According to a new report from Automotive News, Mazda's CEO Masamichi Kogai said that the Mazda Skyactiv D diesel powertrain is still set to make an American appearance. He told Automotive News that there is an internal timeline to get it to the States, and while he didn't reveal the timeline, he said he wants it to come here before he steps down as CEO. The powertrain is offered elsewhere, so it fits in the company's current vehicles, but the US has specific regulatory hurdles, and the engine's extra cost has to make sense from a sales and volume perspective. We doubt VW's diesel scandal helped the engine's sales pitch, either.
Automotive News also reports that the next generation of Skyactiv designs and engines are also on their way and will advance and improve on the current generation's strengths. Engineers revealed to Automotive News that they expect a 30 percent improvement in efficiency and are developing an engine with the sky-high compression ratio of 18: 1. This impressive ratio could be a further indication of Mazda's pursuit of homogenous charge compression ignition (HCCI) engines.
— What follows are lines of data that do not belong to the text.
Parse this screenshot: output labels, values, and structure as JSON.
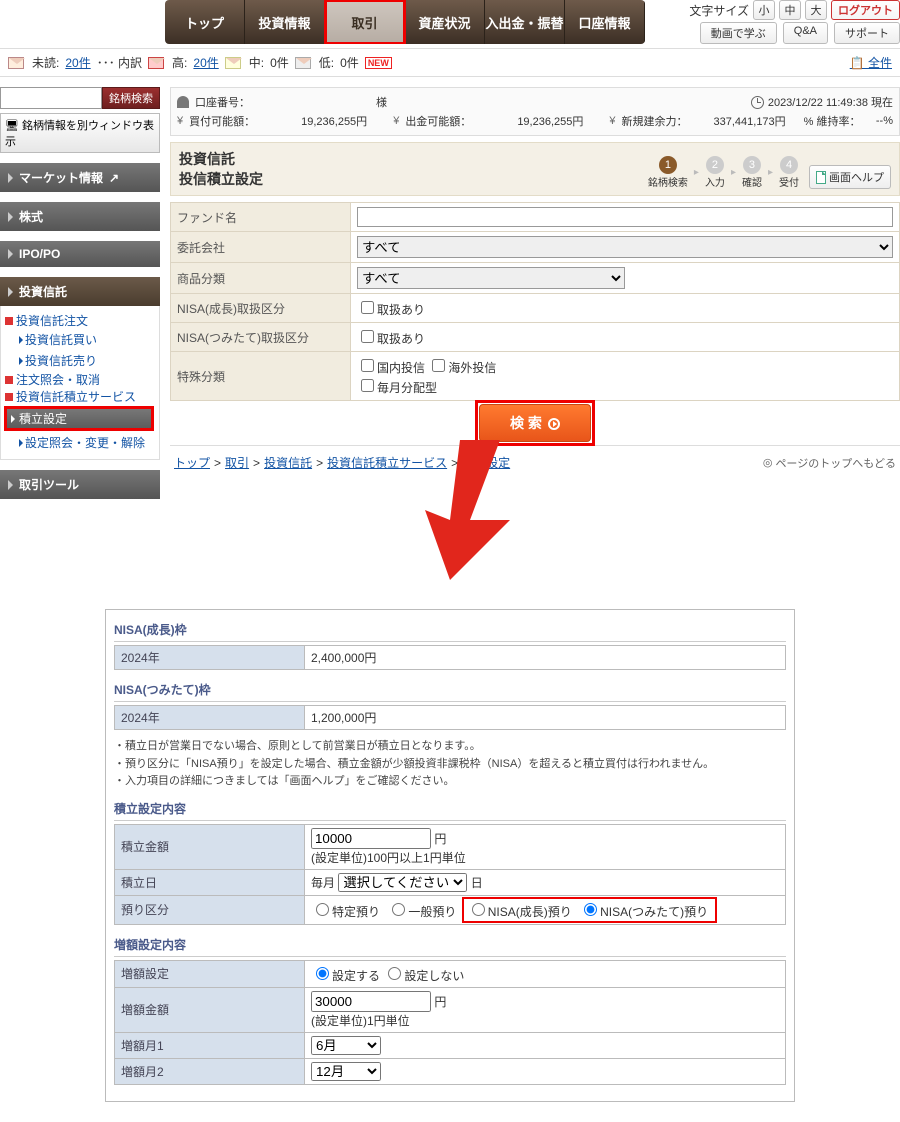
{
  "topbar": {
    "fontsize_label": "文字サイズ",
    "fs_small": "小",
    "fs_med": "中",
    "fs_large": "大",
    "logout": "ログアウト",
    "learn": "動画で学ぶ",
    "qa": "Q&A",
    "support": "サポート",
    "nav": [
      "トップ",
      "投資情報",
      "取引",
      "資産状況",
      "入出金・振替",
      "口座情報"
    ]
  },
  "unread": {
    "label": "未読:",
    "count": "20件",
    "breakdown": "･･･ 内訳",
    "hi_lbl": "高:",
    "hi": "20件",
    "mid_lbl": "中:",
    "mid": "0件",
    "lo_lbl": "低:",
    "lo": "0件",
    "new": "NEW",
    "all": "全件"
  },
  "side": {
    "search_btn": "銘柄検索",
    "newwin": "銘柄情報を別ウィンドウ表示",
    "market": "マーケット情報",
    "stocks": "株式",
    "ipo": "IPO/PO",
    "funds": "投資信託",
    "f_order": "投資信託注文",
    "f_buy": "投資信託買い",
    "f_sell": "投資信託売り",
    "orderq": "注文照会・取消",
    "serv": "投資信託積立サービス",
    "plan": "積立設定",
    "planq": "設定照会・変更・解除",
    "tools": "取引ツール"
  },
  "acct": {
    "no_lbl": "口座番号：",
    "sama": "様",
    "ts": "2023/12/22 11:49:38 現在",
    "buy_lbl": "買付可能額：",
    "buy": "19,236,255円",
    "wd_lbl": "出金可能額：",
    "wd": "19,236,255円",
    "mrg_lbl": "新規建余力：",
    "mrg": "337,441,173円",
    "maint_lbl": "% 維持率：",
    "maint": "--%"
  },
  "titles": {
    "cat": "投資信託",
    "page": "投信積立設定",
    "help": "画面ヘルプ"
  },
  "steps": {
    "s1": "銘柄検索",
    "s2": "入力",
    "s3": "確認",
    "s4": "受付"
  },
  "form": {
    "fund": "ファンド名",
    "company": "委託会社",
    "category": "商品分類",
    "nisa1": "NISA(成長)取扱区分",
    "nisa2": "NISA(つみたて)取扱区分",
    "special": "特殊分類",
    "all": "すべて",
    "avail": "取扱あり",
    "dom": "国内投信",
    "intl": "海外投信",
    "monthly": "毎月分配型",
    "search": "検 索"
  },
  "crumbs": {
    "c1": "トップ",
    "c2": "取引",
    "c3": "投資信託",
    "c4": "投資信託積立サービス",
    "c5": "積立設定",
    "top": "ページのトップへもどる"
  },
  "detail": {
    "g_hd": "NISA(成長)枠",
    "g_year": "2024年",
    "g_amt": "2,400,000円",
    "t_hd": "NISA(つみたて)枠",
    "t_year": "2024年",
    "t_amt": "1,200,000円",
    "note1": "・積立日が営業日でない場合、原則として前営業日が積立日となります。。",
    "note2": "・預り区分に「NISA預り」を設定した場合、積立金額が少額投資非課税枠（NISA）を超えると積立買付は行われません。",
    "note3": "・入力項目の詳細につきましては「画面ヘルプ」をご確認ください。",
    "sec1": "積立設定内容",
    "amt_lbl": "積立金額",
    "amt_val": "10000",
    "amt_unit": "円",
    "amt_note": "(設定単位)100円以上1円単位",
    "day_lbl": "積立日",
    "day_pre": "毎月",
    "day_sel": "選択してください",
    "day_suf": "日",
    "dep_lbl": "預り区分",
    "dep1": "特定預り",
    "dep2": "一般預り",
    "dep3": "NISA(成長)預り",
    "dep4": "NISA(つみたて)預り",
    "sec2": "増額設定内容",
    "inc_lbl": "増額設定",
    "inc_yes": "設定する",
    "inc_no": "設定しない",
    "inc_amt_lbl": "増額金額",
    "inc_amt_val": "30000",
    "inc_amt_note": "(設定単位)1円単位",
    "m1_lbl": "増額月1",
    "m1": "6月",
    "m2_lbl": "増額月2",
    "m2": "12月"
  }
}
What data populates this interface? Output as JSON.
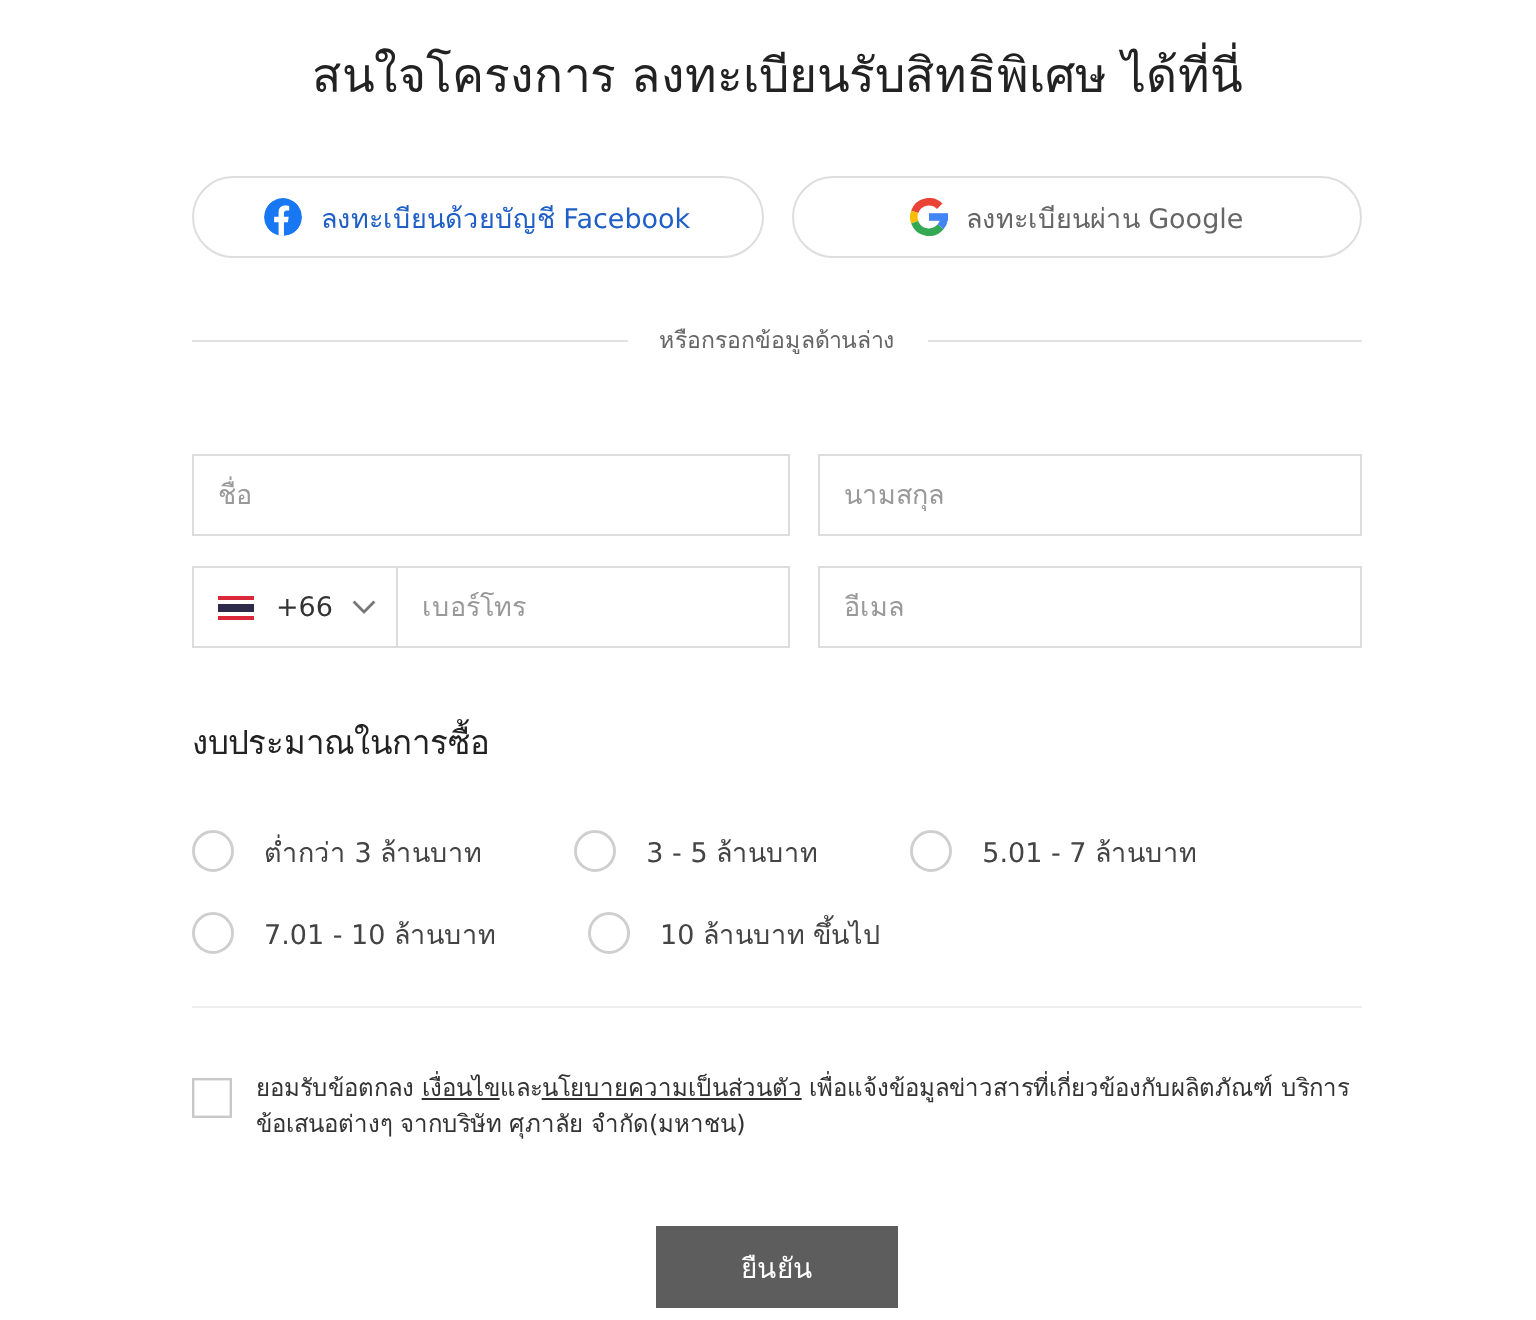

Mazda has had plenty of success with its strategy of making very efficient internal-combustion engines, but there are some concerns that the company can only improve so much. The main worry comes from the company's lack of investment in hybrid and electric powertrains. Even Mazda's North American CEO Masahiro Moro expressed concern about meeting a 54.5 mpg mandate for 2025. That mandate will no longer take effect, but increasing fuel economy requirements will always be an issue.